Can combining web and mobile communication channels reveal concealed customer value?
Bothorel , Grégoire
Vanheems , Régine
Guérin , Anne
- Publisher: HAL CCSD
synergy | uplift | omni-channel communication | customer value | incrémentalité | valeur client | [ SHS.GESTION ] Humanities and Social Sciences/Business administration | communication omni-canal | synergie | incrementality

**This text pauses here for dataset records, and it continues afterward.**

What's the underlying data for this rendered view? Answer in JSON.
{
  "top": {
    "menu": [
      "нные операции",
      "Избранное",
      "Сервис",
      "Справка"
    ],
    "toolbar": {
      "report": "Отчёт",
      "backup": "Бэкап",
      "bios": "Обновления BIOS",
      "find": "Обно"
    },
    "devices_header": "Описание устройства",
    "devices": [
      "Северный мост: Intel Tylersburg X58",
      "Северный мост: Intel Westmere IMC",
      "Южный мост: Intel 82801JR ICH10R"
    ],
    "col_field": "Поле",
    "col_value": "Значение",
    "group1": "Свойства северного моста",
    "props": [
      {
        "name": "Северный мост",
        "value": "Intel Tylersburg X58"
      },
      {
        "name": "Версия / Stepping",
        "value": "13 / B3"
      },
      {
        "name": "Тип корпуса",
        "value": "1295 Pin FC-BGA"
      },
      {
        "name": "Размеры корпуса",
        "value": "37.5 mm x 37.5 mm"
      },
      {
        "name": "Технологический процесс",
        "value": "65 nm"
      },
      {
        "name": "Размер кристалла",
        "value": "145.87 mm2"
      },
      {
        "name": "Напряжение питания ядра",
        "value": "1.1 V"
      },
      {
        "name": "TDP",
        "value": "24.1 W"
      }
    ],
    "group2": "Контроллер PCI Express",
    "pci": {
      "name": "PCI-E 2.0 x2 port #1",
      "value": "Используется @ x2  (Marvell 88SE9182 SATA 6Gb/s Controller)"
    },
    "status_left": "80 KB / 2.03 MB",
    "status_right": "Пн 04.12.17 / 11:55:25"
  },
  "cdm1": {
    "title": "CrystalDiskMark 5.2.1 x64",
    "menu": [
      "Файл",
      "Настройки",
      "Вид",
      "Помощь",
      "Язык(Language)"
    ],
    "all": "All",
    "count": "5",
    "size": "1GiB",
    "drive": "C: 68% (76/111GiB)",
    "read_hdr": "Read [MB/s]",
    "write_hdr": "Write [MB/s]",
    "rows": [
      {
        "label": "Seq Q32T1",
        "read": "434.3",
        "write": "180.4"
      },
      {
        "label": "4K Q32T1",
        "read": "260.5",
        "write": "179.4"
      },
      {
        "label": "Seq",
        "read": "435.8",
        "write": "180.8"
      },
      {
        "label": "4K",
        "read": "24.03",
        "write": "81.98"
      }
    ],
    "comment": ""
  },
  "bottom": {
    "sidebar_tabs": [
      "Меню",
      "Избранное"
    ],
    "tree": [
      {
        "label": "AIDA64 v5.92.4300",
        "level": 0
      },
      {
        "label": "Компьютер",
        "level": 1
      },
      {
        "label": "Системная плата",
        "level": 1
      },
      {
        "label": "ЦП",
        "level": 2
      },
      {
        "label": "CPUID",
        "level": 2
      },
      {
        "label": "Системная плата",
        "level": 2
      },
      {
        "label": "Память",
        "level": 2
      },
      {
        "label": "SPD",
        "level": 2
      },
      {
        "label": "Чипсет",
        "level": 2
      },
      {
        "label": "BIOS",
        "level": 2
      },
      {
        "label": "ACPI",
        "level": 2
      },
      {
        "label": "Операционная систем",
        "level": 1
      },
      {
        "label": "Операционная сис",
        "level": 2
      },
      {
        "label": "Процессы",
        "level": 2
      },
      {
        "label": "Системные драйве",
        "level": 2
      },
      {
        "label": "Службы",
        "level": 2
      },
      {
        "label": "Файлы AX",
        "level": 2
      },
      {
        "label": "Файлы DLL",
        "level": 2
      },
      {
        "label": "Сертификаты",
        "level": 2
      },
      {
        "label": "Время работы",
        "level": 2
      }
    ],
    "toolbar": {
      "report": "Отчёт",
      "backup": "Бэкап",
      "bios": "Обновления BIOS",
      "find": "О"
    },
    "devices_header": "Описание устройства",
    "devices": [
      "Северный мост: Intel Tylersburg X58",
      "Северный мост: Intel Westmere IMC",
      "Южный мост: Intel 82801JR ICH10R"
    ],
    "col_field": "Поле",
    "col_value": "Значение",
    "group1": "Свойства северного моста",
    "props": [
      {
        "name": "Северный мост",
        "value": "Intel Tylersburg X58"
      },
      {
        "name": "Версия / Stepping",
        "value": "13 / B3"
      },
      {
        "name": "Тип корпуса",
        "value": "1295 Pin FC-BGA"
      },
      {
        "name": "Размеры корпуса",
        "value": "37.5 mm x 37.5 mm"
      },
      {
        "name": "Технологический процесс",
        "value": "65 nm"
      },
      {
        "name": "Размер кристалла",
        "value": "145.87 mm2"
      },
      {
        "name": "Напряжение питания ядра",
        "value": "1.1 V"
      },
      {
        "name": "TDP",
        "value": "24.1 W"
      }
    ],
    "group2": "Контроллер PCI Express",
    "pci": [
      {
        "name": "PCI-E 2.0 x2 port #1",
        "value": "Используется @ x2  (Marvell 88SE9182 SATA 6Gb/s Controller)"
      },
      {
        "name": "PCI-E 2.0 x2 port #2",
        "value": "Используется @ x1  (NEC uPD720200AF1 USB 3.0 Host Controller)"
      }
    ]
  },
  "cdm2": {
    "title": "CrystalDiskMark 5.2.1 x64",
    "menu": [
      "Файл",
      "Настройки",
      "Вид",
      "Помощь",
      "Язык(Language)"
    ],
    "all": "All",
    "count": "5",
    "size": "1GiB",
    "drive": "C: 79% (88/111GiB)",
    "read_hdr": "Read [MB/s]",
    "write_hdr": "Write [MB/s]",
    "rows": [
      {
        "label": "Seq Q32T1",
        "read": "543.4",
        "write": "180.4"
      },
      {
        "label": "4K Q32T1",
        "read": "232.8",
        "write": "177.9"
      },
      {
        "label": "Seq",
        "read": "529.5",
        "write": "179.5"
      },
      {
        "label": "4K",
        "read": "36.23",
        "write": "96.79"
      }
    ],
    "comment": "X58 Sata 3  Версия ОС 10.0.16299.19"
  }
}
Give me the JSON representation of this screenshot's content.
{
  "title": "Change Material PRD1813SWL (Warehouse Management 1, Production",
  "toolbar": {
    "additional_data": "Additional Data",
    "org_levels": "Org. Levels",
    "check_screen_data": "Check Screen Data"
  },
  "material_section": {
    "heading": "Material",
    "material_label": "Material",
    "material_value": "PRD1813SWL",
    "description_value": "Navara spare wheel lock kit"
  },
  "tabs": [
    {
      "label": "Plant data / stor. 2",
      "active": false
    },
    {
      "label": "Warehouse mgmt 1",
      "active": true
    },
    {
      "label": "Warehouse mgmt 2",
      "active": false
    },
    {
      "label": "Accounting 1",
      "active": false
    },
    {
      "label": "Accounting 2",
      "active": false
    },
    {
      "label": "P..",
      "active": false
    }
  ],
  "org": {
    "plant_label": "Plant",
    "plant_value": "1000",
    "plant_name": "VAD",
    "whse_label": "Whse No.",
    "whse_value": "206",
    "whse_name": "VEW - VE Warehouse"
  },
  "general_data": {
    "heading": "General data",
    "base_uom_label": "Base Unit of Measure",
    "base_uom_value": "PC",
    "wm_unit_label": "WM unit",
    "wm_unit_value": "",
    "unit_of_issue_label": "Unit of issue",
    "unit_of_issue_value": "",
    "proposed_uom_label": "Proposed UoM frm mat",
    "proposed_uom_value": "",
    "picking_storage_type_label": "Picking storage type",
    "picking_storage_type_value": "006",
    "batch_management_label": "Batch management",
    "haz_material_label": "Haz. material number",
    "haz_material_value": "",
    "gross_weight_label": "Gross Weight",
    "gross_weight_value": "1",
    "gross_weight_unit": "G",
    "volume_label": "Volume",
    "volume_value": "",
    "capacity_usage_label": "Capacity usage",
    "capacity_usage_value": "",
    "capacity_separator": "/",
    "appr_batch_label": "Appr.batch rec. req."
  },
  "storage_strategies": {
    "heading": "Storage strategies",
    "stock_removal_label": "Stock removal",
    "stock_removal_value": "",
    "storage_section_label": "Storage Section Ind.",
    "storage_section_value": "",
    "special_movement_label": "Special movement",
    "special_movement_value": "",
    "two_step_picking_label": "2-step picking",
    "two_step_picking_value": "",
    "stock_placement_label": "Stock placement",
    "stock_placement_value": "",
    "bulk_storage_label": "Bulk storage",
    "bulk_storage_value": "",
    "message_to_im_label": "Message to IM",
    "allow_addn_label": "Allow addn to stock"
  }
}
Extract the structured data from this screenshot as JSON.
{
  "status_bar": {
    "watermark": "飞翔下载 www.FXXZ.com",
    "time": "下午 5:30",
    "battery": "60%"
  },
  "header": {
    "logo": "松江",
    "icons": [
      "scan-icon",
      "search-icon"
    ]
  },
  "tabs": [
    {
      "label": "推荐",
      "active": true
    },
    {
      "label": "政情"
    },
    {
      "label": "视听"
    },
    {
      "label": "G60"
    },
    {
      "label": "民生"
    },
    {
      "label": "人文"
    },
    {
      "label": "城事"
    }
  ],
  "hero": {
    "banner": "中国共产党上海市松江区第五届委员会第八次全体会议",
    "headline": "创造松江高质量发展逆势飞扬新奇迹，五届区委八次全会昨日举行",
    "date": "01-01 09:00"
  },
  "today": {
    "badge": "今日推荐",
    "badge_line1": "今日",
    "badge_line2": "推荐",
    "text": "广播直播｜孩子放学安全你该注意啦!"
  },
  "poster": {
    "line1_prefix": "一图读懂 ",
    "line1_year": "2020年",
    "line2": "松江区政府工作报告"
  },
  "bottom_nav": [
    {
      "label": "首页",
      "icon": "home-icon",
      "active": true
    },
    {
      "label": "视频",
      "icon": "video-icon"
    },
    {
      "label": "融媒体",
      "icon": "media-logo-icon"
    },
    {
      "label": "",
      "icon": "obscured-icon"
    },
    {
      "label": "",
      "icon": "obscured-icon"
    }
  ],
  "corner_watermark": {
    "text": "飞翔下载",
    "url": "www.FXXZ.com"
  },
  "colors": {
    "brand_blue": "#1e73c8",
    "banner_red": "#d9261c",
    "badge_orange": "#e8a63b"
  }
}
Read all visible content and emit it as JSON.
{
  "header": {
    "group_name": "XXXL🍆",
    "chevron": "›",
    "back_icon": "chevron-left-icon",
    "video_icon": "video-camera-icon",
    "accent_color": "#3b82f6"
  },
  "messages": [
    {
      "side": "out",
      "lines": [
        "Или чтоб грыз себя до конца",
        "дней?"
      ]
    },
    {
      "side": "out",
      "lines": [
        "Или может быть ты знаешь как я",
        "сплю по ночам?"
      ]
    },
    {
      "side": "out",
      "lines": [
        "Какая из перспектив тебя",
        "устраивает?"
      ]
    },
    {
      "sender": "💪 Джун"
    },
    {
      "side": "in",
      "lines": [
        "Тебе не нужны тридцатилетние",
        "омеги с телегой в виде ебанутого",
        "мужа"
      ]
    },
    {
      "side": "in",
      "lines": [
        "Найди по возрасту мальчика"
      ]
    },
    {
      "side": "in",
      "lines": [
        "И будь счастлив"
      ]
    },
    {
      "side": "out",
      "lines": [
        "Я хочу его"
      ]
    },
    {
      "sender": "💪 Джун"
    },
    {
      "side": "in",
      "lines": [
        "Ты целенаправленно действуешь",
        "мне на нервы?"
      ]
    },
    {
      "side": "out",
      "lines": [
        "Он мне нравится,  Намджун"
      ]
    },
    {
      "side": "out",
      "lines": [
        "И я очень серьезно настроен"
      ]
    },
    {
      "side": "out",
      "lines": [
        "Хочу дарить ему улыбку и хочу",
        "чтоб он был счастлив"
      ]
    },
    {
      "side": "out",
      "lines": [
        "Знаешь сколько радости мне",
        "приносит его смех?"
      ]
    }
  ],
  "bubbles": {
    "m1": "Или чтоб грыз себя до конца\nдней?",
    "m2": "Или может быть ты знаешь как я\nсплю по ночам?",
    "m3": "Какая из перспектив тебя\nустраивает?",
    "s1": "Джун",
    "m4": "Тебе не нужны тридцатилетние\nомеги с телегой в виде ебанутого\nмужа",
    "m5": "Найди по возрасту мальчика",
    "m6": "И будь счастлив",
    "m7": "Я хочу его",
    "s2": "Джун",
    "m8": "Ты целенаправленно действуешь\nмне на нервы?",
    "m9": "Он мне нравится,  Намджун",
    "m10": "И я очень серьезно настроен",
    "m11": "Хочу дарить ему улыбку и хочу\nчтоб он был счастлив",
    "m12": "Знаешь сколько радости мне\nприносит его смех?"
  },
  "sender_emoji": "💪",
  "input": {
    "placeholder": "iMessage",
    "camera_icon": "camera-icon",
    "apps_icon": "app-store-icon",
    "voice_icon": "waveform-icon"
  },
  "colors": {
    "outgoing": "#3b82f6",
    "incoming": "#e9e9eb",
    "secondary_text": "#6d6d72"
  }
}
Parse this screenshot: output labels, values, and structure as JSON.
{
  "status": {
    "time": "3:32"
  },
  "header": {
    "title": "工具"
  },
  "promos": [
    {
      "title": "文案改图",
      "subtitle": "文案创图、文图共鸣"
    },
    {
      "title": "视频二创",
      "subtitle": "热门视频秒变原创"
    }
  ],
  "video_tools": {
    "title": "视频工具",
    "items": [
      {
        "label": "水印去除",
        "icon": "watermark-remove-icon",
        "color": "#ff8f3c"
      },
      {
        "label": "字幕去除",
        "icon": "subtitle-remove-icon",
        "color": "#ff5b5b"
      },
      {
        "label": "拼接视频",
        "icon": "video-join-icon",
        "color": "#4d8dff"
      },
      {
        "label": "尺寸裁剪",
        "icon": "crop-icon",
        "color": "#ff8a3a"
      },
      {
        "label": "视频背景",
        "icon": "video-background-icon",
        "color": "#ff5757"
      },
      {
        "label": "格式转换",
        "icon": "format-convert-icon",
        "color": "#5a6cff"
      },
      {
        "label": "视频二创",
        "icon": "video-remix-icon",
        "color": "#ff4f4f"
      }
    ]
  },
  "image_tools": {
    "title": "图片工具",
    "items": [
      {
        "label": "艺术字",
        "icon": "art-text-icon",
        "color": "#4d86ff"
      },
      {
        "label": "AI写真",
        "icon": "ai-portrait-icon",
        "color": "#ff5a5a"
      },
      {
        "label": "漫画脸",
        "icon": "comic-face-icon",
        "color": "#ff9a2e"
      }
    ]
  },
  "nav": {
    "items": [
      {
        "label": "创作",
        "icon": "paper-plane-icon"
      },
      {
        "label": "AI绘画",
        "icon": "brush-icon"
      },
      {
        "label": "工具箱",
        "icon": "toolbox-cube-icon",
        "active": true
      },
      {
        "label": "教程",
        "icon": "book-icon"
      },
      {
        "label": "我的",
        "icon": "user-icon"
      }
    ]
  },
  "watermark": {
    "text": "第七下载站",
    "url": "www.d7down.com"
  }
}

International audience; Many firms have implemented a customer-value based segmentation to improve the efficiency of MARCOM campaigns as part of their long term customer relationship strategies (Kumar 2010, Thomas et al. 2005).If distribution channel addition may increase the intrinsic customer value (Kumar 2005, Rangaswamy 2005) in a US context as well as in a French context (Vanheems 2009), few studies have been conducted about the impact of adding a new communication channel during the same buying journey.As the number of devices enabling to communicate with consumers increases, the goal of this research is to understand whether combining web and mobile communication channels for a same journey is more efficient than using a single web channel, monitoring the promotional pressure.Due to consumer reactance at higher levels of communication, Godfrey et al. (2011) have shown that channel interaction effects could lead to diminishing returns. The issue of this paper is to evaluate if the same result can be observed in case of omni-channel strategy involving a mobile channel (Verhoef et al. 2015). More precisely the major contribution of our paper is to extend current knowledge by measuring the impact of combining a web channel (email) with a mobile one (SMS). The measure will be made on a large population of 304,410 individuals from a French click & mortar retailer’s customer database and with an unprecedented richness of data thanks to individual variables regarding customer purchases, browsing behavior, customer historical reaction to brand communications and customer distance to closest store.Different questions can be raised:(1) Can combining web and mobile channels within a communication strategy result in an increase in customer count and spend both offline and online?(2) How can we explain this impact in terms of segment specificity such as: i) FRAT segmentation, ii) Browsing data: mobile versus desktop readers, iii) Customer historical reaction to brand emails, iv) Customer distance to closest store?The aim of this research is then:(1) to evaluate, at equal effective pressure, the impact of adding a mobile communication channel on customer buying behavior.(2) to find out whether given customer segments reveal higher value thanks to multichannel targeting.(3) to explore and advance factors explaining the differential impact of multichannel versus single channel communication on purchase behavior.To comply with our focus on customer value unlocking, we measure increments provided by multichannel targeting compared to single channel targeting.As recommended by Dinner, van Heerde, Neslin (2014), the four following outcomes of interest have been retained: i) Customer count offline, ii) Customer spend offline, iii) Customer count online and iv) Customer spend onlineA field experiment has been carried out to measure and understand the differential impact of push multichannel communication sequences. Five populations, split randomly, have been exposed to a specific channel strategy. The first one was assimilated to a control group as exposed to single channel targeting by email only.Four multichannel test groups have been implemented; three of them were targeted with three messages but with different sequences mixing email and SMS. The fourth group was intentionally slightly over-pressured with four messages.The analysis methodology consists in calculating, for each population these four dependent variables and measure a “multichannel lift”. This lift analysis will be done with the customer-level data exposed above.Very first results advance significant insights. No impact has been observed on brands’ heaviest customers, which is counterintuitive in a FRAT-based targeting framework. Combining mobile and web channels results in a 40% lift in customer count on non-reactive to email customers, highlighting that inactive customers on one channel can still be active on a second channel. Finally, desktop email readers are more likely to purchase when targeted via mobile than mobile readers are. This research enables a new understanding for academia in the field of consumer response to multimedia communications as well as guidelines for practitioners about differentiated segments sensitivity, to refine their multichannel targeting strategies. Due to space limitations, underlying explanations are not presented here but theoretical propositions will be discussed in a full paper.